Aim of the task: Count every line below that contains "content", then state the total with no other output.

Supplied entries:
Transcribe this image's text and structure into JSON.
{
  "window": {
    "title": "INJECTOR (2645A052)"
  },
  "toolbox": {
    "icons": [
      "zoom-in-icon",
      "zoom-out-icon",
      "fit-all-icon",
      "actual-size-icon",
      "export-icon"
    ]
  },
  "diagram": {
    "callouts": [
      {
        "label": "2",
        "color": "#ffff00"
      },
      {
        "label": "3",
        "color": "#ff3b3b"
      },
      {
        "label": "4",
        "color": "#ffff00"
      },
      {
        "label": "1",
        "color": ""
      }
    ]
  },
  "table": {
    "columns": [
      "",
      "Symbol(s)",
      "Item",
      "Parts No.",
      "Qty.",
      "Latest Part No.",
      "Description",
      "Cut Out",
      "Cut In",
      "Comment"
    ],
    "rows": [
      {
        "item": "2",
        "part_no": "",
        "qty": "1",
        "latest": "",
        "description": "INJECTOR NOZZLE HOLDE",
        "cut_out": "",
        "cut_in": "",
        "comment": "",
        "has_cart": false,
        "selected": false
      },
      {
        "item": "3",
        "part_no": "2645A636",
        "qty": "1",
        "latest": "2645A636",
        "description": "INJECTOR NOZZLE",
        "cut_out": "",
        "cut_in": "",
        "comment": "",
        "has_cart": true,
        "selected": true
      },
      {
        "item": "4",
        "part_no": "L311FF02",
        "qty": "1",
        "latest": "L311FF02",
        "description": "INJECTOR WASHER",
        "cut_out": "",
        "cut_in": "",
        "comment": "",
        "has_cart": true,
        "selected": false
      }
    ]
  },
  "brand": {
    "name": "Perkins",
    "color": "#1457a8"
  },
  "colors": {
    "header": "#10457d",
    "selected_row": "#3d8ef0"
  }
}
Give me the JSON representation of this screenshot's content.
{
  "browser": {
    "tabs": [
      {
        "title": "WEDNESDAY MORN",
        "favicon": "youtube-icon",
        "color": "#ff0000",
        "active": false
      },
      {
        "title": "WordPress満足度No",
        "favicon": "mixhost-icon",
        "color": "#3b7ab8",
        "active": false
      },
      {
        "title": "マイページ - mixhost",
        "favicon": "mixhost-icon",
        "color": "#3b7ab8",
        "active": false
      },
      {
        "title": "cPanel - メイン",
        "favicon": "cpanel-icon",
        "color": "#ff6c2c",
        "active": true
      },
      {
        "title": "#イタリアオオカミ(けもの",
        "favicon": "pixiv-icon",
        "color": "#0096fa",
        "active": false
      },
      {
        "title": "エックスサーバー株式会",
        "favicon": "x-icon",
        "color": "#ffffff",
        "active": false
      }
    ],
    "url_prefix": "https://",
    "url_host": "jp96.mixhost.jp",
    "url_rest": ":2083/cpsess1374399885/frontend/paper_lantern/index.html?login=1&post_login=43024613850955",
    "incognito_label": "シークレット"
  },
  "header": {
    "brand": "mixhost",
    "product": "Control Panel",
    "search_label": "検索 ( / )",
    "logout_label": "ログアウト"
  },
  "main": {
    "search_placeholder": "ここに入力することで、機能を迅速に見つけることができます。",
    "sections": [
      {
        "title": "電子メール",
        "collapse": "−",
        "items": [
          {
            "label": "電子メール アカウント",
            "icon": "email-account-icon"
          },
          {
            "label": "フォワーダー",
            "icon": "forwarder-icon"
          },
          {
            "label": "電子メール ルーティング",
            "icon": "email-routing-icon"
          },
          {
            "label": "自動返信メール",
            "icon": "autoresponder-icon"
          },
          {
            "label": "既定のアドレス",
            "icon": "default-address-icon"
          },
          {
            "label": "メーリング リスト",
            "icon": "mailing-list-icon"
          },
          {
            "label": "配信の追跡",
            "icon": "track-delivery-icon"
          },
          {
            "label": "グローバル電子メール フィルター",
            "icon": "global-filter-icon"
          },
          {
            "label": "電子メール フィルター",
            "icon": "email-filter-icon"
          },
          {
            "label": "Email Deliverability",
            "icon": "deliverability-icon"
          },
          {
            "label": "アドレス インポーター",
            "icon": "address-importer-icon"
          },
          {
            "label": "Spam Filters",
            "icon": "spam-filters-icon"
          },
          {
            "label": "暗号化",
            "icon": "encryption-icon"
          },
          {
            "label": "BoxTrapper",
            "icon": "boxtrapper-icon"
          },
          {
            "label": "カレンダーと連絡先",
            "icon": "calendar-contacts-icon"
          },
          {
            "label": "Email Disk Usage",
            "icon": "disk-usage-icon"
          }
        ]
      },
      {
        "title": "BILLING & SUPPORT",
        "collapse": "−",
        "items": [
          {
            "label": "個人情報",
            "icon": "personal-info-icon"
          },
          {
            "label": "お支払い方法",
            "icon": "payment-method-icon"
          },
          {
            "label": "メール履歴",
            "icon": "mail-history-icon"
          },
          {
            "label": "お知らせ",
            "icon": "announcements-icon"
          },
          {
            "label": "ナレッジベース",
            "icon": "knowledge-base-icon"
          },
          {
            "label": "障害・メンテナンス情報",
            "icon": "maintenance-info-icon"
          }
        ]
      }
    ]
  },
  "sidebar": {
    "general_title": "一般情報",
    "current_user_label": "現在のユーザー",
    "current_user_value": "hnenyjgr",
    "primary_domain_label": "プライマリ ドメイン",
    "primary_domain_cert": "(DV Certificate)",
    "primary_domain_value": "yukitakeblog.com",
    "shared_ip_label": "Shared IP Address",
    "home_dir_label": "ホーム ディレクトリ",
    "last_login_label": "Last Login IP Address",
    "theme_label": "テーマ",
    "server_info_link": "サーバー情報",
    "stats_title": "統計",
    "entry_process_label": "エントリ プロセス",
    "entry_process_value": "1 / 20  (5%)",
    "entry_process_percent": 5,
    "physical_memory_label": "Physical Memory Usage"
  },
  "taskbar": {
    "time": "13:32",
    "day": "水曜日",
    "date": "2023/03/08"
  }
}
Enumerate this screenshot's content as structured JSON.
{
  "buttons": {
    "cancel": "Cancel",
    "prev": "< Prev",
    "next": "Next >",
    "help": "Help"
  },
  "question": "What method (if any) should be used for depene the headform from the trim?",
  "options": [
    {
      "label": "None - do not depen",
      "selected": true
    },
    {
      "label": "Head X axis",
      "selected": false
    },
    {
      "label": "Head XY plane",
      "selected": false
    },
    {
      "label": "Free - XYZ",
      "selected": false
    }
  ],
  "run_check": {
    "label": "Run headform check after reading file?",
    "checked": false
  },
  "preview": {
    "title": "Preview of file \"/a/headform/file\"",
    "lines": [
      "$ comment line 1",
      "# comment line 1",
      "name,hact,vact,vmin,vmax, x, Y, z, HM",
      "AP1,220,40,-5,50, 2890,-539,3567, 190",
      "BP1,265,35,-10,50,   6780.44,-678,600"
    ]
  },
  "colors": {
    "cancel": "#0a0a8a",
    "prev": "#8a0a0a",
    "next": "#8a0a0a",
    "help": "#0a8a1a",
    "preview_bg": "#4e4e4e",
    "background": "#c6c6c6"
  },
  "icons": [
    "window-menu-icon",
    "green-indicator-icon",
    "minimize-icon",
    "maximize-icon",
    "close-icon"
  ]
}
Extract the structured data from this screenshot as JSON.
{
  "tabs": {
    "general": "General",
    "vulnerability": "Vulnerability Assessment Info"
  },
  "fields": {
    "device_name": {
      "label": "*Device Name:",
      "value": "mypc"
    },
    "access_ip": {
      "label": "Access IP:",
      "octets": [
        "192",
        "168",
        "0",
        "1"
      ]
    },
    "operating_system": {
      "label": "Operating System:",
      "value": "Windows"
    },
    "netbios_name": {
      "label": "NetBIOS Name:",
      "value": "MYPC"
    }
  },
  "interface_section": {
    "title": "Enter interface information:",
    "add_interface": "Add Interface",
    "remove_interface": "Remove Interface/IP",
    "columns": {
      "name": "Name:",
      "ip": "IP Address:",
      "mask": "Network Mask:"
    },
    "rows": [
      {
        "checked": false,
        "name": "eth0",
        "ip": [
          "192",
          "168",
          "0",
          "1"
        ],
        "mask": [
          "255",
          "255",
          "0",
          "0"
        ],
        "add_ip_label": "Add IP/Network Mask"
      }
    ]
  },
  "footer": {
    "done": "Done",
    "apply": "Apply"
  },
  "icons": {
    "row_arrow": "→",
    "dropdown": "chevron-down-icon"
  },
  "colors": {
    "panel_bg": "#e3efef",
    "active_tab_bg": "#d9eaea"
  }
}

Result of this exercise: 2